So, Do Congressmen Who Sleep in Their Offices Receive a Taxable Fringe Benefit?. Citizens for Responsibility and Ethics in Washington thinks so. In a press release summarizing a letter to the Office of Congressional Ethics, CREW concludes, “[U]nder the Internal Revenue Code, members who sleep in their offices are receiving a taxable benefit.”
I’m not so sure. CREW could be correct, but it requires tax analysts to answer several difficult questions in particular ways to reach the same conclusion.
First, CREW contends that members of Congress are receiving lodging, and that it is taxable because it is not provided as a condition of employment, as required by § 119 for the lodging to qualify for exclusion from gross income. CREW points out that no member of Congress is required to live in their offices. Though this conclusion is debatable – certainly when Congress meets late into the evening or overnight, as sometimes happens, one might reasonably infer that members are required to remain on the premises – the difficulty with the analysis is that it presupposes that the government is providing “lodging” when a member of Congress stays overnight. But does an office constitute “lodging” simply because someone falls asleep therein? Or because someone takes a nap therein?
In Union Pacific Corp. v Commissioner, 91 T.C. 32 (1988), a case involving the lodging exception for the § 48(a) investment credit, the Tax Court agreed with the IRS that the term “lodging” means “any place where a person lives.” The Court accepted the dictionary definition of lodging. Does a person “live” in their office if they sleep there from time to time, when they have available other residential facilities? Does that conclusion depend on the distance to the other residential facilities? In PLR 6908291119A, the IRS noted that the dictionary definition of lodging means “a place to live” and “sleeping accommodations.” Does the government furnish beds in the Congressional offices? I doubt it. If someone brings a sleeping bag or futon into the office, is it the employer who is providing the lodging? Certainly the Capitol and the various Office Buildings are not lodging facilities. If those buildings are not lodging facilities, can the rooms in those facilities be considered lodging? If not, then the employer – namely, the U.S. government – is not providing lodging.
Second, if the answer to the first question is that the government is not providing lodging, § 119 does not apply. This requires tax analysts to turn to § 132, which deals with fringe benefits generally.
Does whatever it is that the government is providing qualify for the working condition fringe exclusion? It does if the member of Congress would be allowed a deduction if he or she paid for whatever it is that is being provided. If the employer government charged for the “bedroom” use of the office and for use of the shower in the gym (which is what the members of Congress are doing), would it be deductible? If so, then the use of the office for sleeping purposes is an excludable working condition fringe. As for the deductibility, if the member of Congress paid rent for an apartment, that would be deductible – to a limited extent – as travel away from home overnight in pursuit of a trade or business under § 162(a)(2). Clearly the members are away from home, because their tax homes do not shift to Washington, D.C., according to the first sentence of flush language of § 162(a). However, the deduction is limited to $3,000, an amount inserted into the Code decades ago and never adjusted for inflation. Arguably, the exclusion is limited to $3,000. But how much is the value of what is being provided? That leads to the second step in the § 132 analysis.
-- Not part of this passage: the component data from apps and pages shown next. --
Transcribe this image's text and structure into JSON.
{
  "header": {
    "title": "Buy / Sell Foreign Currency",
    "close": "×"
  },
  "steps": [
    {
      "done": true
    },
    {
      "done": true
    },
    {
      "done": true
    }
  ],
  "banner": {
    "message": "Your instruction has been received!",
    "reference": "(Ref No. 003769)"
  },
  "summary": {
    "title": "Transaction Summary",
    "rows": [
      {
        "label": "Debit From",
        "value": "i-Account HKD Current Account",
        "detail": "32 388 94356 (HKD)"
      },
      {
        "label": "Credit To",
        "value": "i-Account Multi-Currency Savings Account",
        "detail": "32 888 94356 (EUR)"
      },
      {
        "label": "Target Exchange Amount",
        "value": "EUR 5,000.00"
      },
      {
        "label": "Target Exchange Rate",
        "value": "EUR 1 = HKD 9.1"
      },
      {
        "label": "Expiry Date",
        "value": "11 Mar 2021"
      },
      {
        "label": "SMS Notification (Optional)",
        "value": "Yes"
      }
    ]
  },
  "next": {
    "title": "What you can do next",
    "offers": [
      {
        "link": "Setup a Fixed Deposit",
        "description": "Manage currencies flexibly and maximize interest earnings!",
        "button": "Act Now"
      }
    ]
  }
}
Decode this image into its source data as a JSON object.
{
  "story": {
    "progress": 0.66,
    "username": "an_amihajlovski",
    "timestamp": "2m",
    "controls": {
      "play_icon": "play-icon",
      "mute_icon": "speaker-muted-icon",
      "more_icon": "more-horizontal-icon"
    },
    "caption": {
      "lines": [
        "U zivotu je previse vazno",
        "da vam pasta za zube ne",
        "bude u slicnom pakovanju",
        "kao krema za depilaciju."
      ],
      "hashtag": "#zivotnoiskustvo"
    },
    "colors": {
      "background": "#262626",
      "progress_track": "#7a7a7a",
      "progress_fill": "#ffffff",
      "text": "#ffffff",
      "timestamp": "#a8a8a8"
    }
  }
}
Does whatever it is that the government is providing qualify for the de minimis fringe exclusion? In other words, what is the value of being permitted to put a sleeping bag or even simply one’s body on the office floor? What is the value of using a shower? Surely it is not the thousands of dollars suggested by CREW. Among the factors to be considered in putting a value on using six square feet of floor space, with no room service or linen cleaning, is what could be called the “security valuation discount,” which reflects the reduced security of a building far more vulnerable to the risk of an anthrax or other terrorist attack than is a room at Motel 6. If the conclusion is “something more than de minimis,” that does not mean it is necessarily more than $3,000. Perhaps it is, but that is not something for which CREW or anyone else at the moment can give a definitive answer.
Overshadowing the analysis is a question of consistency. If the shower use isn’t taxed when the member of Congress uses the gym, or showers after jogging on the Mall, why should it be taxed when it is used after the member of Congress arrives late in the morning from home or after being up all night in a filibuster session or after taking a long nap in the office?
Yet, though the answer well might be that the tax law does not require taxing members of Congress when they sleep in their offices because they are working 16 hours a day, or that even if the tax law requires taxation, administrative impediments prevent the IRS from doing so, there is a part of me that “feels right” taxing members of Congress on the many fringes and perks they have appropriated unto themselves. Compared to some of the other things they get, “free” use of a sofa or the floor, and “free” use of a shower pale in comparison, both in terms of dollar amounts and in terms of the message it sends. Somehow, sleeping on an office floor during long sessions doesn’t spark the same outrage as does access to high-end health care plans and retirement plans far more generous than what all but the wealthiest Americans enjoy.
Somehow, I doubt these tax issues will ever be litigated. Nor do I think they’ll ever be the direct object of legislative tax changes.